Paul
Posts:
393
Registered:
7/12/10


Problem understanding Rado's proof of the canonical Ramsey theorem
Posted:
Oct 31, 2013 6:41 PM


I am having trouble understanding the paper with the URL: http://www.cs.umd.edu/~gasarch/TOPICS/canramsey/Rado.pdf
I get stuck around the middle of page 2 where it says: f(z0, ..., z_r1) = f(y0,..., y_r1)
This assertion doesn't seem to follow from the quantifiers defining L. I do see that there exists _some_ y0, y1,... and _some_ y0', y1' , ...
to make the above equality true but that's not enough because here the yi and yi' are arbitrary.
We are given that rho_0 does not belong to L. However, L is defined by a "for all" statement. So, for rho_0, the forall statement is false and we can find some yi and yi' to make f(z0, ..., z_r1) = f(y0,..., y_r1) true.
But the author is stating something much stronger  that we can deduce the equality for an arbitrary yi and yi'.
My ultimate goal is to understand _any_ proof of the Canonical Ramsey theorem. (I'm limiting my search to free web sources for now). The original Erdos/Rado paper does seem somewhat convoluted, which is presumably why Rado felt a need to rewrite the proof. Imre Leader proves it too.

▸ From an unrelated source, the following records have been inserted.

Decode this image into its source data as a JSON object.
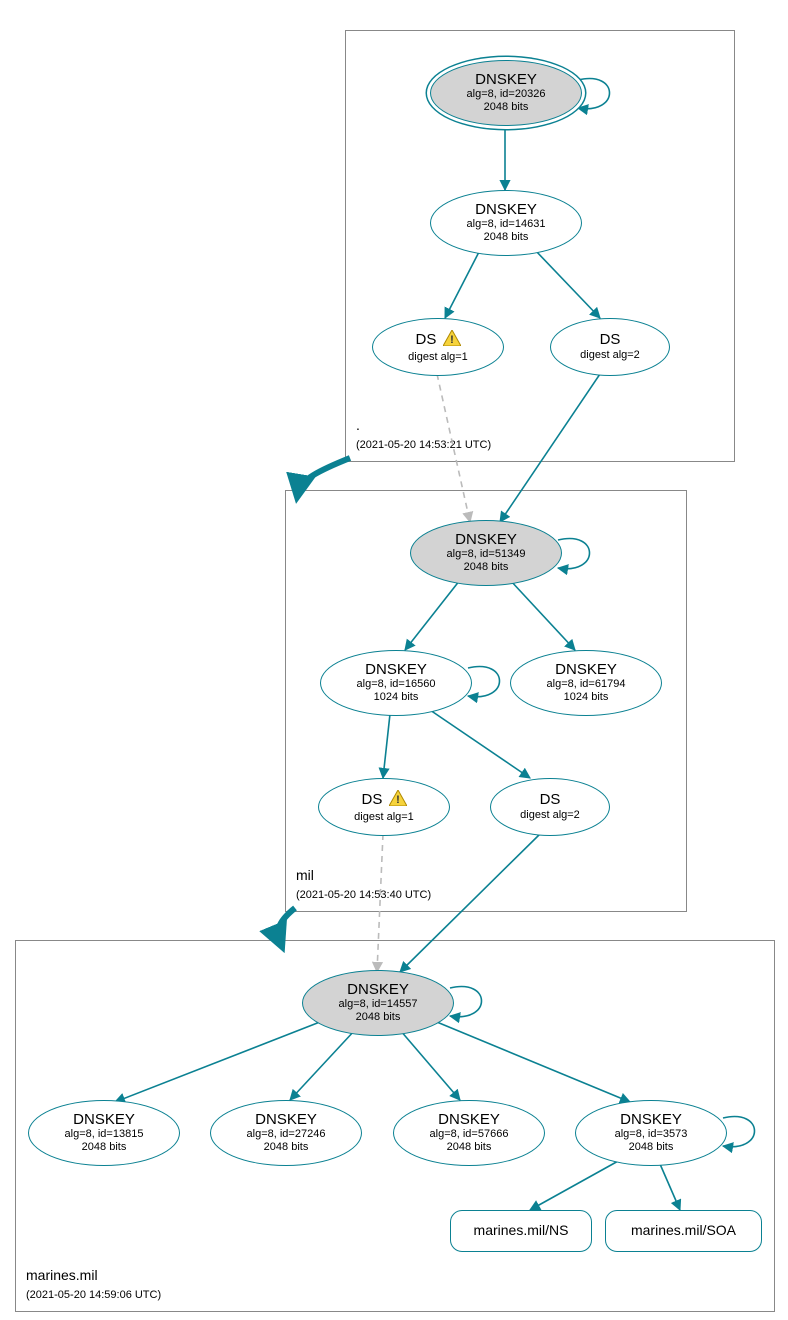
{
  "zones": {
    "root": {
      "name": ".",
      "timestamp": "(2021-05-20 14:53:21 UTC)"
    },
    "mil": {
      "name": "mil",
      "timestamp": "(2021-05-20 14:53:40 UTC)"
    },
    "marines": {
      "name": "marines.mil",
      "timestamp": "(2021-05-20 14:59:06 UTC)"
    }
  },
  "nodes": {
    "root_ksk": {
      "title": "DNSKEY",
      "line2": "alg=8, id=20326",
      "line3": "2048 bits"
    },
    "root_zsk": {
      "title": "DNSKEY",
      "line2": "alg=8, id=14631",
      "line3": "2048 bits"
    },
    "root_ds1": {
      "title": "DS",
      "line2": "digest alg=1"
    },
    "root_ds2": {
      "title": "DS",
      "line2": "digest alg=2"
    },
    "mil_ksk": {
      "title": "DNSKEY",
      "line2": "alg=8, id=51349",
      "line3": "2048 bits"
    },
    "mil_zsk1": {
      "title": "DNSKEY",
      "line2": "alg=8, id=16560",
      "line3": "1024 bits"
    },
    "mil_zsk2": {
      "title": "DNSKEY",
      "line2": "alg=8, id=61794",
      "line3": "1024 bits"
    },
    "mil_ds1": {
      "title": "DS",
      "line2": "digest alg=1"
    },
    "mil_ds2": {
      "title": "DS",
      "line2": "digest alg=2"
    },
    "mar_ksk": {
      "title": "DNSKEY",
      "line2": "alg=8, id=14557",
      "line3": "2048 bits"
    },
    "mar_k1": {
      "title": "DNSKEY",
      "line2": "alg=8, id=13815",
      "line3": "2048 bits"
    },
    "mar_k2": {
      "title": "DNSKEY",
      "line2": "alg=8, id=27246",
      "line3": "2048 bits"
    },
    "mar_k3": {
      "title": "DNSKEY",
      "line2": "alg=8, id=57666",
      "line3": "2048 bits"
    },
    "mar_k4": {
      "title": "DNSKEY",
      "line2": "alg=8, id=3573",
      "line3": "2048 bits"
    },
    "mar_ns": {
      "title": "marines.mil/NS"
    },
    "mar_soa": {
      "title": "marines.mil/SOA"
    }
  },
  "chart_data": {
    "type": "diagram",
    "description": "DNSSEC authentication chain / DNSViz-style graph for marines.mil",
    "zones": [
      {
        "name": ".",
        "timestamp": "2021-05-20 14:53:21 UTC"
      },
      {
        "name": "mil",
        "timestamp": "2021-05-20 14:53:40 UTC"
      },
      {
        "name": "marines.mil",
        "timestamp": "2021-05-20 14:59:06 UTC"
      }
    ],
    "nodes": [
      {
        "id": "root_ksk",
        "zone": ".",
        "type": "DNSKEY",
        "alg": 8,
        "key_id": 20326,
        "bits": 2048,
        "ksk": true,
        "trust_anchor": true
      },
      {
        "id": "root_zsk",
        "zone": ".",
        "type": "DNSKEY",
        "alg": 8,
        "key_id": 14631,
        "bits": 2048
      },
      {
        "id": "root_ds1",
        "zone": ".",
        "type": "DS",
        "digest_alg": 1,
        "warning": true
      },
      {
        "id": "root_ds2",
        "zone": ".",
        "type": "DS",
        "digest_alg": 2
      },
      {
        "id": "mil_ksk",
        "zone": "mil",
        "type": "DNSKEY",
        "alg": 8,
        "key_id": 51349,
        "bits": 2048,
        "ksk": true
      },
      {
        "id": "mil_zsk1",
        "zone": "mil",
        "type": "DNSKEY",
        "alg": 8,
        "key_id": 16560,
        "bits": 1024
      },
      {
        "id": "mil_zsk2",
        "zone": "mil",
        "type": "DNSKEY",
        "alg": 8,
        "key_id": 61794,
        "bits": 1024
      },
      {
        "id": "mil_ds1",
        "zone": "mil",
        "type": "DS",
        "digest_alg": 1,
        "warning": true
      },
      {
        "id": "mil_ds2",
        "zone": "mil",
        "type": "DS",
        "digest_alg": 2
      },
      {
        "id": "mar_ksk",
        "zone": "marines.mil",
        "type": "DNSKEY",
        "alg": 8,
        "key_id": 14557,
        "bits": 2048,
        "ksk": true
      },
      {
        "id": "mar_k1",
        "zone": "marines.mil",
        "type": "DNSKEY",
        "alg": 8,
        "key_id": 13815,
        "bits": 2048
      },
      {
        "id": "mar_k2",
        "zone": "marines.mil",
        "type": "DNSKEY",
        "alg": 8,
        "key_id": 27246,
        "bits": 2048
      },
      {
        "id": "mar_k3",
        "zone": "marines.mil",
        "type": "DNSKEY",
        "alg": 8,
        "key_id": 57666,
        "bits": 2048
      },
      {
        "id": "mar_k4",
        "zone": "marines.mil",
        "type": "DNSKEY",
        "alg": 8,
        "key_id": 3573,
        "bits": 2048
      },
      {
        "id": "mar_ns",
        "zone": "marines.mil",
        "type": "RRset",
        "name": "marines.mil/NS"
      },
      {
        "id": "mar_soa",
        "zone": "marines.mil",
        "type": "RRset",
        "name": "marines.mil/SOA"
      }
    ],
    "edges": [
      {
        "from": "root_ksk",
        "to": "root_ksk",
        "style": "self"
      },
      {
        "from": "root_ksk",
        "to": "root_zsk",
        "style": "solid"
      },
      {
        "from": "root_zsk",
        "to": "root_ds1",
        "style": "solid"
      },
      {
        "from": "root_zsk",
        "to": "root_ds2",
        "style": "solid"
      },
      {
        "from": "root_ds1",
        "to": "mil_ksk",
        "style": "dashed-gray"
      },
      {
        "from": "root_ds2",
        "to": "mil_ksk",
        "style": "solid"
      },
      {
        "from": "mil_ksk",
        "to": "mil_ksk",
        "style": "self"
      },
      {
        "from": "mil_ksk",
        "to": "mil_zsk1",
        "style": "solid"
      },
      {
        "from": "mil_ksk",
        "to": "mil_zsk2",
        "style": "solid"
      },
      {
        "from": "mil_zsk1",
        "to": "mil_zsk1",
        "style": "self"
      },
      {
        "from": "mil_zsk1",
        "to": "mil_ds1",
        "style": "solid"
      },
      {
        "from": "mil_zsk1",
        "to": "mil_ds2",
        "style": "solid"
      },
      {
        "from": "mil_ds1",
        "to": "mar_ksk",
        "style": "dashed-gray"
      },
      {
        "from": "mil_ds2",
        "to": "mar_ksk",
        "style": "solid"
      },
      {
        "from": "mar_ksk",
        "to": "mar_ksk",
        "style": "self"
      },
      {
        "from": "mar_ksk",
        "to": "mar_k1",
        "style": "solid"
      },
      {
        "from": "mar_ksk",
        "to": "mar_k2",
        "style": "solid"
      },
      {
        "from": "mar_ksk",
        "to": "mar_k3",
        "style": "solid"
      },
      {
        "from": "mar_ksk",
        "to": "mar_k4",
        "style": "solid"
      },
      {
        "from": "mar_k4",
        "to": "mar_k4",
        "style": "self"
      },
      {
        "from": "mar_k4",
        "to": "mar_ns",
        "style": "solid"
      },
      {
        "from": "mar_k4",
        "to": "mar_soa",
        "style": "solid"
      },
      {
        "from": "zone:.",
        "to": "zone:mil",
        "style": "zone-arrow"
      },
      {
        "from": "zone:mil",
        "to": "zone:marines.mil",
        "style": "zone-arrow"
      }
    ]
  }
}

However, he only details a simple case, and leaves the rest to the reader.
Many thanks for any help or insights.
Paul Epstein